Is Your Liver Detox Pointless?

If you rely on the Internet for information about health and graceful aging, you’ve undoubtedly heard it a thousand times by now: You need to detox your liver to achieve vitality and longevity.

And that’s true, to a degree… except… you’re most likely putting the cart before the horse.

OK, before I explain what’s really going on with your liver, let’s be honest here: The reason so many “gurus” are so hell-bent on selling you that liver detox is because they typically private label these kits then charge upwards of $300 for them. “The best cleanse in the world,” the guru exclaims, the slickster grin strewn from ear to ear.

Well, even the best liver cleanse on the planet won’t fix your issues if… you have small intestine mucosal barrier permeability.

What?

Mucosal barrier permeability. Or, to use another term for the same condition, “leaky gut.”

You see, your liver gets congested for a reason. And the reason given by the all-knowing guru at the anti-aging conference, that “you’re exposed to so many xenoestrogens in the environment that your liver can’t help but get clogged,” is rather absurd.

The real reason your liver gets congested is because of small intestine mucosal barrier permeability — otherwise known as “leaky gut.”

So, what is the mucosal barrier?

It’s a thin layer of finger-shaped structures that line your small intestine.
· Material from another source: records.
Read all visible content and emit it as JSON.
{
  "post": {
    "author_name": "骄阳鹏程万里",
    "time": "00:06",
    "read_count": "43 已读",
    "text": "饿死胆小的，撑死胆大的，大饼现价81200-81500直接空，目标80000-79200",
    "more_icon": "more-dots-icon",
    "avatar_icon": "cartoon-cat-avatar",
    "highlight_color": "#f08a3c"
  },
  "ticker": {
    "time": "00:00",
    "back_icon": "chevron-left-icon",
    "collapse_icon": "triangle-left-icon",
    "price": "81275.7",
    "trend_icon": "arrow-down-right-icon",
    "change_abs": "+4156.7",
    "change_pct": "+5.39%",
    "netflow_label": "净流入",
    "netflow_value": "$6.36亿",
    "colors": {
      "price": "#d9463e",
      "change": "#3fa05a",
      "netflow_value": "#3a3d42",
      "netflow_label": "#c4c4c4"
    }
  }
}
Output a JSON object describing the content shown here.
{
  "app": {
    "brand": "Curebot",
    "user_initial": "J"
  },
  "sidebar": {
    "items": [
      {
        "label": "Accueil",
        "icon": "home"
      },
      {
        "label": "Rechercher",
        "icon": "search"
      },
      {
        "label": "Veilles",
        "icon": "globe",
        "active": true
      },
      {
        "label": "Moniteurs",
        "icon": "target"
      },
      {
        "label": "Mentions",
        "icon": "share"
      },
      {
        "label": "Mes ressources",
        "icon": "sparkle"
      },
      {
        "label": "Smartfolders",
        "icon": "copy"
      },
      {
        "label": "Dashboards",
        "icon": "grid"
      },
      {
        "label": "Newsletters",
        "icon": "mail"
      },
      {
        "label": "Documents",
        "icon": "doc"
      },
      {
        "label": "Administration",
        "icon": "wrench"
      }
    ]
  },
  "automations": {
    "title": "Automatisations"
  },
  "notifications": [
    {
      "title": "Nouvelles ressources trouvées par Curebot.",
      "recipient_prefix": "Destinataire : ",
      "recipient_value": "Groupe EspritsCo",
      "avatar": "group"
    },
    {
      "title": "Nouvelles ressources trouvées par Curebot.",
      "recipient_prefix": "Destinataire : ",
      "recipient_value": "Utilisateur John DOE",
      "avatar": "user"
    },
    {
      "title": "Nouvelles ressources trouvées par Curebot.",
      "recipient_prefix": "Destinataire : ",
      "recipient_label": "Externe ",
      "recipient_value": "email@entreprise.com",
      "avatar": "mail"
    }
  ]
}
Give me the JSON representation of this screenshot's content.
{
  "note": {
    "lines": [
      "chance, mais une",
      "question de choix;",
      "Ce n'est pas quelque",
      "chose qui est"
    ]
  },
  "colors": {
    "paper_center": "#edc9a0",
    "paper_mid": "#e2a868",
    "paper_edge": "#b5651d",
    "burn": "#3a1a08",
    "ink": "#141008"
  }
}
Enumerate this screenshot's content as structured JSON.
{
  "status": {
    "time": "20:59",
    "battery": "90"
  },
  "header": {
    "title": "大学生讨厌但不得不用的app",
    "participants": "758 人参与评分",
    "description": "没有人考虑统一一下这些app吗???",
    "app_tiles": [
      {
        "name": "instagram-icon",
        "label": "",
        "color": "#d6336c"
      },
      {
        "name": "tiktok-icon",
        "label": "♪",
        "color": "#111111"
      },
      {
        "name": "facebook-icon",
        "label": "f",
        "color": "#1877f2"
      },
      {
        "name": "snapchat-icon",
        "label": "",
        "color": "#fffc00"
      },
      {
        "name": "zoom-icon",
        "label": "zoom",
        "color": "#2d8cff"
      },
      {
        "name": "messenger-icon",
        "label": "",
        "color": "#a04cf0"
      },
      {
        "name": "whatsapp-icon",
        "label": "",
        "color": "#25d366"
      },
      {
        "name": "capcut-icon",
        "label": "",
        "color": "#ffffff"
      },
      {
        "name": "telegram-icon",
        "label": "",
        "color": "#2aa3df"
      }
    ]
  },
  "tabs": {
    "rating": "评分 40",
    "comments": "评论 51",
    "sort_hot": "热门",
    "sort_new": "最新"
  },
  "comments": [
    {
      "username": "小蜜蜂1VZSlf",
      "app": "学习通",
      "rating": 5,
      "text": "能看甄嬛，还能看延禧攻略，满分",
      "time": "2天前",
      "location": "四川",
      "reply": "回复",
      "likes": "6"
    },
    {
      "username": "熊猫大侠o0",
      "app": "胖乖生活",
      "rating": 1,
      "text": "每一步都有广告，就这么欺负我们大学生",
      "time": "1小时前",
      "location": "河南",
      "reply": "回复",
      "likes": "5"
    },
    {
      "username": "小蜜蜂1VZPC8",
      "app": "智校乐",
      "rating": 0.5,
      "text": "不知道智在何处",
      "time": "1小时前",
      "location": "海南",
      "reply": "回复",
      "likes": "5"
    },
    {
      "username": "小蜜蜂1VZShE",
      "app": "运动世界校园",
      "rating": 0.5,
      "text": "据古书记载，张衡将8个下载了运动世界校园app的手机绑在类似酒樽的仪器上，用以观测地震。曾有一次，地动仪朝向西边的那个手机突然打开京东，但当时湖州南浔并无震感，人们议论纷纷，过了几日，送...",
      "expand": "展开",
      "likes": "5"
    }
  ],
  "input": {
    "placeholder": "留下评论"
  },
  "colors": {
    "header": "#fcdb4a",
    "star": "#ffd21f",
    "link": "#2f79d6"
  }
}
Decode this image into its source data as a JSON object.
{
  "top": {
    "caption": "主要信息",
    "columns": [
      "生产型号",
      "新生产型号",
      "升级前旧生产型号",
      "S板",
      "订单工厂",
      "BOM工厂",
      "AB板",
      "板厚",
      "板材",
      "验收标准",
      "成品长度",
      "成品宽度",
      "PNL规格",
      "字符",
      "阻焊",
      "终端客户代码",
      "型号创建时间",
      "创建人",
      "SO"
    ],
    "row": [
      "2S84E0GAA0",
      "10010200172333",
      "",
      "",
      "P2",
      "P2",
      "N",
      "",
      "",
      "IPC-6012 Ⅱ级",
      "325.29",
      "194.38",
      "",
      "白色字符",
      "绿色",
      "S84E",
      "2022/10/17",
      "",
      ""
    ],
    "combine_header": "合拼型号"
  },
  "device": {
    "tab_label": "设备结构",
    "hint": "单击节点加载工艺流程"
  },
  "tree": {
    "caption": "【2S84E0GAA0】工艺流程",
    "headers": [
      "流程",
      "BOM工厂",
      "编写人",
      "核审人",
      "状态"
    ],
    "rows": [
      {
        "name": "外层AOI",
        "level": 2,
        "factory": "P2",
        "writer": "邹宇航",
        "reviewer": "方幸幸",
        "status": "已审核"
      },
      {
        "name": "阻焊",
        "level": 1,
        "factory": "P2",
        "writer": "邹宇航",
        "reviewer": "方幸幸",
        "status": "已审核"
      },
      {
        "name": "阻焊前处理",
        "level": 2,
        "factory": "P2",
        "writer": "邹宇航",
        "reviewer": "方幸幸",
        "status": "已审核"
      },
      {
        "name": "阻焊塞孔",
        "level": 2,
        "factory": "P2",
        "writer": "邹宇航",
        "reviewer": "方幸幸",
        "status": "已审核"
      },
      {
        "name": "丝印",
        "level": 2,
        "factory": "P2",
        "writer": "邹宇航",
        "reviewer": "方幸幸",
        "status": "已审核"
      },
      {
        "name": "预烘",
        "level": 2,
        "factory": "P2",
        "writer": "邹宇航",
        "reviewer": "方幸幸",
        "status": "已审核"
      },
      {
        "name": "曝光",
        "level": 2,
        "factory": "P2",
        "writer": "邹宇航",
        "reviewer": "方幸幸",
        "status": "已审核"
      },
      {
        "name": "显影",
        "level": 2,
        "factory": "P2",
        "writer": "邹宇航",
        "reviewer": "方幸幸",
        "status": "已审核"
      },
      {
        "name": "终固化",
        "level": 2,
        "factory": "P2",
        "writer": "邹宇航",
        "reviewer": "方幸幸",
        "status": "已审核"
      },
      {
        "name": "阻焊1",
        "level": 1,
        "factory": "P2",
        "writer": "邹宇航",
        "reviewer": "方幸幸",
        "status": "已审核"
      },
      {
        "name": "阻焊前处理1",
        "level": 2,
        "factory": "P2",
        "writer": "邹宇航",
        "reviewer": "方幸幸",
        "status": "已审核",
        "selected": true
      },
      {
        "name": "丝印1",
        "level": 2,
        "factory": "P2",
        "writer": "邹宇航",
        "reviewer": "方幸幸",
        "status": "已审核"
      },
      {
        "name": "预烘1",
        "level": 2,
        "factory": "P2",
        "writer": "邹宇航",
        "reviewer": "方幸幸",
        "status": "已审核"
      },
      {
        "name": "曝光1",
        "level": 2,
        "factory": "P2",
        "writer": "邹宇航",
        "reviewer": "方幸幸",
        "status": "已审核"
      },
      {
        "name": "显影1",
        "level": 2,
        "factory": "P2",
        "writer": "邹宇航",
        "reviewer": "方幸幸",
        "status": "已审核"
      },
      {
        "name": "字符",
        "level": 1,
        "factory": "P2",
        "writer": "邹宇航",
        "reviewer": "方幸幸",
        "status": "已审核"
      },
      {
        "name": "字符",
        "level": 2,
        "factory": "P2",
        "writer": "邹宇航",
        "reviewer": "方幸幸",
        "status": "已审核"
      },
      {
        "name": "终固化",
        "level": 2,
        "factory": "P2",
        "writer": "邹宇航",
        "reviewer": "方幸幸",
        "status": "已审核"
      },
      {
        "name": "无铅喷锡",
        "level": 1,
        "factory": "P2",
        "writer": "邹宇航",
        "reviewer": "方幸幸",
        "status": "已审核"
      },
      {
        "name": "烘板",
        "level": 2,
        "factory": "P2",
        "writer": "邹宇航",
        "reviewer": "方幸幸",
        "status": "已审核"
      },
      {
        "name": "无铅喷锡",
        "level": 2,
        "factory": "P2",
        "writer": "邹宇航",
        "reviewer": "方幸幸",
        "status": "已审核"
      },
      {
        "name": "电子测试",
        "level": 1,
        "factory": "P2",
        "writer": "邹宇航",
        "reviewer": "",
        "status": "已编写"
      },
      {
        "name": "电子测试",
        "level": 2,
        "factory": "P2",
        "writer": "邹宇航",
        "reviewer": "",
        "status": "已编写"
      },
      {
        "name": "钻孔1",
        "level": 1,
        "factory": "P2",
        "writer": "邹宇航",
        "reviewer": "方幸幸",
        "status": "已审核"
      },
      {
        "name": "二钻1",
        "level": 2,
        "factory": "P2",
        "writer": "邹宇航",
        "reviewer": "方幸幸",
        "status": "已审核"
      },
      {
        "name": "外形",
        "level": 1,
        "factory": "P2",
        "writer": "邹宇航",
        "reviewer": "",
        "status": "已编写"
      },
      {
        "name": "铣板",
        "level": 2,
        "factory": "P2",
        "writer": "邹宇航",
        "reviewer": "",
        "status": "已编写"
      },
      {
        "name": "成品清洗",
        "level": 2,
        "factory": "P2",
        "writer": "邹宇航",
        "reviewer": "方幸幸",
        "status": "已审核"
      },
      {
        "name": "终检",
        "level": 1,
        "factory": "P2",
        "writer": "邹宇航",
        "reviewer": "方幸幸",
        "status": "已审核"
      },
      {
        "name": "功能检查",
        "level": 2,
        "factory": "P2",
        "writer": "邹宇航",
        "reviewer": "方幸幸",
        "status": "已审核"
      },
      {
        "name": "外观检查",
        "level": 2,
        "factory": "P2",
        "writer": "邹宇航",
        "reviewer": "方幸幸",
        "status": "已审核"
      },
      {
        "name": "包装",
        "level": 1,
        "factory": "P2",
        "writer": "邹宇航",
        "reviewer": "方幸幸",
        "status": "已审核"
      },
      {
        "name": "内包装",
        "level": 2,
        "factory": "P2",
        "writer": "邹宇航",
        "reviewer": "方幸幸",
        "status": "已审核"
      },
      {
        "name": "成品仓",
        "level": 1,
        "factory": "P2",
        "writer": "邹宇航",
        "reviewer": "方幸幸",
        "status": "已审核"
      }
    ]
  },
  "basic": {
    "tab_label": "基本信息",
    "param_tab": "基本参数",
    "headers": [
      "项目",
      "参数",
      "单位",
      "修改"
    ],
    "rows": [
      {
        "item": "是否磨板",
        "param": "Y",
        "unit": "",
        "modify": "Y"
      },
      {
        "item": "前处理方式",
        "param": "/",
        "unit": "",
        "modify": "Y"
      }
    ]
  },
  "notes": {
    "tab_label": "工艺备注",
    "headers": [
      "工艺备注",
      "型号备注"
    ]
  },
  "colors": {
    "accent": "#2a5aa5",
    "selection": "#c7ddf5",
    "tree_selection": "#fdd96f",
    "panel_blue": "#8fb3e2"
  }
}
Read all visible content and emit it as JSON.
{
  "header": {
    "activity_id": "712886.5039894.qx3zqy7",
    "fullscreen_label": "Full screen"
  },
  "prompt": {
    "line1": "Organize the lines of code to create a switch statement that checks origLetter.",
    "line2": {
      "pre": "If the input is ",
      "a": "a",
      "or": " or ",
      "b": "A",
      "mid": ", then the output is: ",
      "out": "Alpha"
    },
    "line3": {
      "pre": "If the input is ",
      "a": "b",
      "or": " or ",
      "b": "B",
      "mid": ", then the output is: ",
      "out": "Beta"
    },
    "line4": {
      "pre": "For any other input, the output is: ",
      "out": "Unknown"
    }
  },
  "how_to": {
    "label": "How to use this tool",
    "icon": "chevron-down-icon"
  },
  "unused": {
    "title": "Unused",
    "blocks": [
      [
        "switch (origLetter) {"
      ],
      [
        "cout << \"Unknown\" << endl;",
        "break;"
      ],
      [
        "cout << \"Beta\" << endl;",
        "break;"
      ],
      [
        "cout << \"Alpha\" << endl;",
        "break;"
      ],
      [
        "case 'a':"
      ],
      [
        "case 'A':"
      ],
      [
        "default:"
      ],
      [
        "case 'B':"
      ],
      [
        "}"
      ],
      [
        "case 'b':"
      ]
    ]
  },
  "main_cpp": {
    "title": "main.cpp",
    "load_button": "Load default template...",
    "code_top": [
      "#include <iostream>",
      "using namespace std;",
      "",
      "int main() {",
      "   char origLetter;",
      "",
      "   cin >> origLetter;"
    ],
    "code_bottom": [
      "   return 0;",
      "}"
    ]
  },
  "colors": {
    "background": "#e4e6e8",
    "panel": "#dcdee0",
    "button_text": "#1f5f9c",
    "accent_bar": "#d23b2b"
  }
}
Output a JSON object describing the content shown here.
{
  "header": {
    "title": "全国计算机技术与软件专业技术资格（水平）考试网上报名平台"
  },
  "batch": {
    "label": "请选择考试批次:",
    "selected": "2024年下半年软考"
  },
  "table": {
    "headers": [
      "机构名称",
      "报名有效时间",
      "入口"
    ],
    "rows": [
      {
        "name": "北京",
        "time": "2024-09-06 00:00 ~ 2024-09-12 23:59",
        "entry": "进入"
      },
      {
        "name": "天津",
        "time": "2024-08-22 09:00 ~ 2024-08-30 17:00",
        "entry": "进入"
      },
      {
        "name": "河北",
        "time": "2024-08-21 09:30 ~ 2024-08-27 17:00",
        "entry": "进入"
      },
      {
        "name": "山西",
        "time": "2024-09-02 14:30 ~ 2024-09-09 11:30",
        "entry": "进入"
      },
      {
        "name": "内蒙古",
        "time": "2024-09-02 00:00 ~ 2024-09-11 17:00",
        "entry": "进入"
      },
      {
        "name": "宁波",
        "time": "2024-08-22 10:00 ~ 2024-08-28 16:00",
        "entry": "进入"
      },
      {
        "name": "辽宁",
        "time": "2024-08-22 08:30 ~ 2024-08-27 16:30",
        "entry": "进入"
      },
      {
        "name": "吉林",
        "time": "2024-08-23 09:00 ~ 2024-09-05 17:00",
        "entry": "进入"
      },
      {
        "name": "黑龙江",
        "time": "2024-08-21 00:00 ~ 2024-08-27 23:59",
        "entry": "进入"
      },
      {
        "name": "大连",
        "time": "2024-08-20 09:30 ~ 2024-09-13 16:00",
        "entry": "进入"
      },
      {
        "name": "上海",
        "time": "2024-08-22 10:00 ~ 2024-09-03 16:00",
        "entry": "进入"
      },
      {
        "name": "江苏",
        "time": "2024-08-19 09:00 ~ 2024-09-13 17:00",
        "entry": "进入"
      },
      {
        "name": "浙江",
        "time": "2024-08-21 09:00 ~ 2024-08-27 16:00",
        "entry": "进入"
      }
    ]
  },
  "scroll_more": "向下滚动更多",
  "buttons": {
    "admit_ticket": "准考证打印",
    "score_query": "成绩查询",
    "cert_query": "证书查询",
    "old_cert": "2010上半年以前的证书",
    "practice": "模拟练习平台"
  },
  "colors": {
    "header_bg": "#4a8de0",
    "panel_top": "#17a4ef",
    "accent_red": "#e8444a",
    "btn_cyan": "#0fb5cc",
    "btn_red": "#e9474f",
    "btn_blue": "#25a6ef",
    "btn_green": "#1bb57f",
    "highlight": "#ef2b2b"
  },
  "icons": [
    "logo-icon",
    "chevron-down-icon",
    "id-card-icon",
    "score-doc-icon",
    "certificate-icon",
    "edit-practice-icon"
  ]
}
These structures are called villi. Upon those finger-like structures is a layer of cells tightly bound together. This layer is called the epithelium layer. Upon that layer are tiny hair-like structures called microvilli.

When the microvilli become blunted (worn down), or the villi become shunted — when they look as if they’ve been sawed off at the first knuckle — or when the tight bonds between the epithelium cells become porous (leaky gut), we end up with both absorption and uptake issues.

What does this have to do with liver congestion and subsequent detoxification needs???

Here’s how it works. When you eat, your stomach passes mostly digested food onto the small intestine. There, in a healthy gut, the food is broken down further, and nutrients are sent to the liver as an “upload” or “uptake.” In the liver, those nutrients are then filtered into the blood, where they thus scurry about your body, nourishing everything in sight.

HOWEVER, if you’re suffering from intestinal permeability, or “leaky gut” — and some estimates claim as much as 75% of the North American population suffers from some degree of mucosal barrier dysfunction — your food is not being broken down completely, and what is sent as “uptake” to the liver includes various antigens; these are everything from food particles to parasite poop to certain strains of bacteria. And if the blood is supposed to be purified of these elements… and the liver is responsible for the purification of the blood… and, well, you get the idea.

The liver gets overloaded and thus congested. And the tricky thing about this scenario is that leaky gut doesn’t heal itself; if you don’t actively and consciously treat it, the situation typically gets worse and worse, meaning no matter how noble your liver detox intentions might be, it’s all rather pointless until you address the underlying cause: intestinal permeability itself.

What are some of the symptoms of leaky gut? How about bloating, arthritis (including RA), muscle pain (including fibromyalgia), other autoimmune disorders (including MS), headaches (including migraines), fatigue, constipation/diarrhea, adult acne, skin rashes (including eczema and psoriasis), food sensitivities, sleep disturbances, weight gain/weight loss, hormone imbalances, sinus congestion, allergies, asthma, colitis/Crohn’s disease, foggy brain, mood swings, and a slew of other issues.

It should be noted that with intestinal permeability also comes a host of other gut issues, like dysbiosis (microbial imbalance), SIBO (small intestine bacteria overgrowth), candida (yeast overgrowth), parasite infestation, and malnutrition.

Now, what causes leaky gut? A number of things, including poor diet, exposure to toxins, prescription drugs, alcohol abuse, unrecognized gluten sensitivity, external stress, internal trauma, and genetic predisposition, to name a few.

So, how do you know if you have a compromised mucosal barrier (or “leaky gut”)?

Well, you certainly don’t guess. You test! Find yourself a qualified functional nutritionist, and get yourself an intestinal permeability test as soon as possible.

It’s as simple as that.